When you’re in the garden this week, be sure to thank a bee. That’s what Pollinator Week is all about.
The third week in June is designated as National Pollinator Week and there are celebrations planned from coast to coast to raise awareness of the valuable contribution provided by bees, birds, butterflies, bats, and beetles.
Pollinators are responsible for one out of every three bites of food that we eat.
In the U.S. bees alone undertake the astounding task of pollinating over $15 billion in added crop value, particularly for specialty crops such as almonds and other nuts, berries, fruits, and vegetables.
In northern Colorado, the Colorado State Beekeepers Association, Northern Colorado Beekeepers Association, Boulder County Beekeepers Association and BBB Seed Company are partnering with 16 nurseries, garden centers, and stores for a special event on Saturday, June 23, from 10:00 a.m. to 2:00 p.m.

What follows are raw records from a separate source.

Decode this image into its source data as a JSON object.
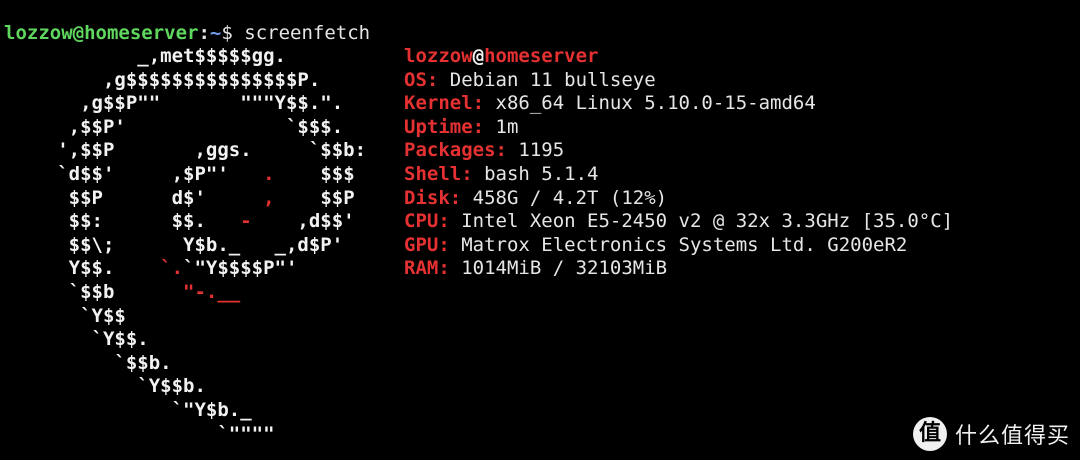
{
  "prompt": {
    "user_host": "lozzow@homeserver",
    "separator": ":",
    "path": "~",
    "symbol": "$",
    "command": " screenfetch"
  },
  "logo_lines": [
    [
      [
        "w",
        "            _,met$$$$$gg."
      ]
    ],
    [
      [
        "w",
        "         ,g$$$$$$$$$$$$$$$P."
      ]
    ],
    [
      [
        "w",
        "       ,g$$P\"\"       \"\"\"Y$$.\"."
      ]
    ],
    [
      [
        "w",
        "      ,$$P'              `$$$."
      ]
    ],
    [
      [
        "w",
        "     ',$$P       ,ggs.     `$$b:"
      ]
    ],
    [
      [
        "w",
        "     `d$$'     ,$P\"'   "
      ],
      [
        "r",
        "."
      ],
      [
        "w",
        "    $$$"
      ]
    ],
    [
      [
        "w",
        "      $$P      d$'     "
      ],
      [
        "r",
        ","
      ],
      [
        "w",
        "    $$P"
      ]
    ],
    [
      [
        "w",
        "      $$:      $$.   "
      ],
      [
        "r",
        "-"
      ],
      [
        "w",
        "    ,d$$'"
      ]
    ],
    [
      [
        "w",
        "      $$\\;      Y$b._   _,d$P'"
      ]
    ],
    [
      [
        "w",
        "      Y$$.    "
      ],
      [
        "r",
        "`."
      ],
      [
        "w",
        "`\"Y$$$$P\"'"
      ]
    ],
    [
      [
        "w",
        "      `$$b      "
      ],
      [
        "r",
        "\"-.__"
      ]
    ],
    [
      [
        "w",
        "       `Y$$"
      ]
    ],
    [
      [
        "w",
        "        `Y$$."
      ]
    ],
    [
      [
        "w",
        "          `$$b."
      ]
    ],
    [
      [
        "w",
        "            `Y$$b."
      ]
    ],
    [
      [
        "w",
        "               `\"Y$b._"
      ]
    ],
    [
      [
        "w",
        "                   `\"\"\"\""
      ]
    ]
  ],
  "info": {
    "user": "lozzow",
    "at": "@",
    "host": "homeserver",
    "lines": [
      {
        "key": "OS:",
        "value": " Debian 11 bullseye"
      },
      {
        "key": "Kernel:",
        "value": " x86_64 Linux 5.10.0-15-amd64"
      },
      {
        "key": "Uptime:",
        "value": " 1m"
      },
      {
        "key": "Packages:",
        "value": " 1195"
      },
      {
        "key": "Shell:",
        "value": " bash 5.1.4"
      },
      {
        "key": "Disk:",
        "value": " 458G / 4.2T (12%)"
      },
      {
        "key": "CPU:",
        "value": " Intel Xeon E5-2450 v2 @ 32x 3.3GHz [35.0°C]"
      },
      {
        "key": "GPU:",
        "value": " Matrox Electronics Systems Ltd. G200eR2"
      },
      {
        "key": "RAM:",
        "value": " 1014MiB / 32103MiB"
      }
    ]
  },
  "watermark": {
    "icon_char": "值",
    "text": "什么值得买"
  },
  "colors": {
    "background": "#000000",
    "prompt_user": "#5fd75f",
    "prompt_path": "#6f9be8",
    "accent_red": "#e53131",
    "text": "#e6e6e6"
  }
}
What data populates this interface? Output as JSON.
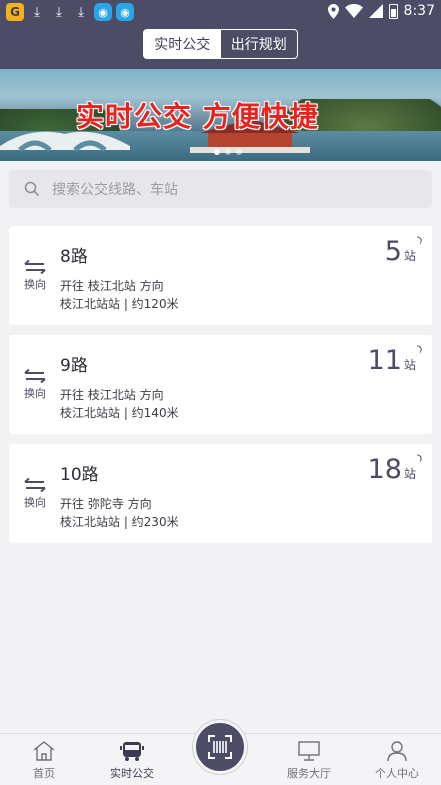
{
  "status_bar": {
    "time": "8:37",
    "icons": [
      "app-icon",
      "download-icon",
      "download-icon",
      "download-icon",
      "app-icon",
      "app-icon",
      "location-icon",
      "wifi-icon",
      "signal-icon",
      "battery-icon"
    ]
  },
  "header": {
    "tabs": [
      {
        "label": "实时公交",
        "active": true
      },
      {
        "label": "出行规划",
        "active": false
      }
    ]
  },
  "banner": {
    "slogan": "实时公交 方便快捷",
    "page_count": 3,
    "active_page": 1
  },
  "search": {
    "placeholder": "搜索公交线路、车站"
  },
  "routes": [
    {
      "name": "8路",
      "direction": "开往 枝江北站 方向",
      "info": "枝江北站站 | 约120米",
      "stops": "5",
      "stops_unit": "站",
      "swap_label": "换向"
    },
    {
      "name": "9路",
      "direction": "开往 枝江北站 方向",
      "info": "枝江北站站 | 约140米",
      "stops": "11",
      "stops_unit": "站",
      "swap_label": "换向"
    },
    {
      "name": "10路",
      "direction": "开往 弥陀寺 方向",
      "info": "枝江北站站 | 约230米",
      "stops": "18",
      "stops_unit": "站",
      "swap_label": "换向"
    }
  ],
  "bottom_nav": [
    {
      "label": "首页",
      "icon": "home-icon"
    },
    {
      "label": "实时公交",
      "icon": "bus-icon",
      "active": true
    },
    {
      "label": "",
      "icon": "scan-icon"
    },
    {
      "label": "服务大厅",
      "icon": "monitor-icon"
    },
    {
      "label": "个人中心",
      "icon": "user-icon"
    }
  ],
  "colors": {
    "primary": "#4d4c66",
    "background": "#f2f2f4",
    "banner_text": "#e8231f"
  }
}
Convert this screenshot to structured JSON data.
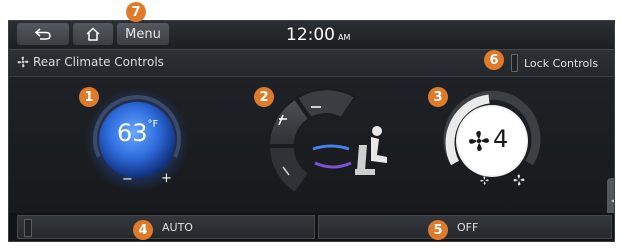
{
  "topbar": {
    "back_icon": "back-arrow-icon",
    "home_icon": "home-icon",
    "menu_label": "Menu",
    "time": "12:00",
    "ampm": "AM"
  },
  "titlebar": {
    "icon": "fan-icon",
    "title": "Rear Climate Controls",
    "lock_label": "Lock Controls"
  },
  "temperature": {
    "value": "63",
    "unit": "°F",
    "minus": "−",
    "plus": "+"
  },
  "fan": {
    "speed": "4",
    "icon": "fan-icon"
  },
  "bottom": {
    "auto_label": "AUTO",
    "off_label": "OFF"
  },
  "callouts": [
    "1",
    "2",
    "3",
    "4",
    "5",
    "6",
    "7"
  ],
  "colors": {
    "callout": "#e07a2b",
    "dial_blue": "#2e7bff",
    "airflow": "#4a8cff"
  }
}
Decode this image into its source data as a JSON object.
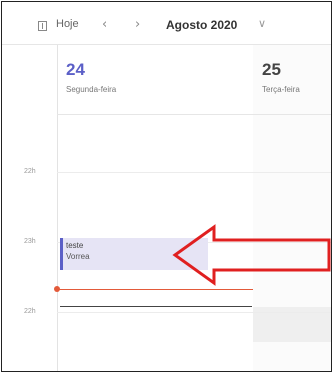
{
  "toolbar": {
    "today_label": "Hoje",
    "prev_icon": "chevron-left-icon",
    "next_icon": "chevron-right-icon",
    "month_label": "Agosto 2020",
    "month_chevron_icon": "chevron-down-icon"
  },
  "days": [
    {
      "number": "24",
      "name": "Segunda-feira",
      "is_today": true
    },
    {
      "number": "25",
      "name": "Terça-feira",
      "is_today": false
    }
  ],
  "hours": [
    "22h",
    "23h",
    "22h"
  ],
  "event": {
    "title": "teste",
    "location": "Vorrea"
  },
  "colors": {
    "accent": "#5b5fc7",
    "event_bg": "#e6e4f5",
    "now_line": "#e35a3a",
    "annotation_arrow": "#e02020"
  },
  "annotation": {
    "shape": "red-outline-arrow-pointing-left"
  }
}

There are about 250 species of butterflies in Colorado, but I see more Two-Tailed Swallowtails than any other kind.
This has been a good year for spotting butterflies in my yard, especially the beautiful Two-Tailed Swallowtails.
The ones that I’ve seen sailing through my backyard are particularly fond of landing on the roses and gathering pollen as they carefully tiptoe around each flower on their long, thin legs.
I’m not sure most people realize that butterflies aren’t only lovely to watch as they glide through the air, but they’re pollinators, too. They’re an important part of the ecosystem and when we don’t see many in the landscape it’s a signal that something may be wrong in the environment.
To make your yard more attractive to butterflies, create a landscape with food plants for both caterpillars and adult butterflies. Provide shelter from wind, like trees, shrubs and ornamental grasses and even fences.
It’s time to celebrate National Pollinator Week, June 21-27, with a WesternGardeners.com salute to pollinators. Today we proudly salute bees!
Thanks to the efforts of the Pollinator Partnership, pollinators are being celebrated across the country this week. As part of its mission, the Pollinator Partnership works to protect pollinators–like bees, birds, butterflies, bats and beetles–through conservation, education and research.
Today we salute the little workhorses of the garden, bees. Gardeners already know that to have a beautiful, productive garden, bees have to like to hang out in it. Especially honey bees.
Honey bees are the best of the insect pollinators and hundreds of fruits and vegetables would disappear if we lost all of our honey bees. But, as many of you already know, our bee populations are in serious trouble. Loss of habitat and use of pesticides are two key reasons why bees are being threatened. Honey bees are also suffering from a mysterious disease called Colony Collapse Disorder. Just this week, researchers identified imported, disease-carrying honeybees as a possible cause of colony collapse.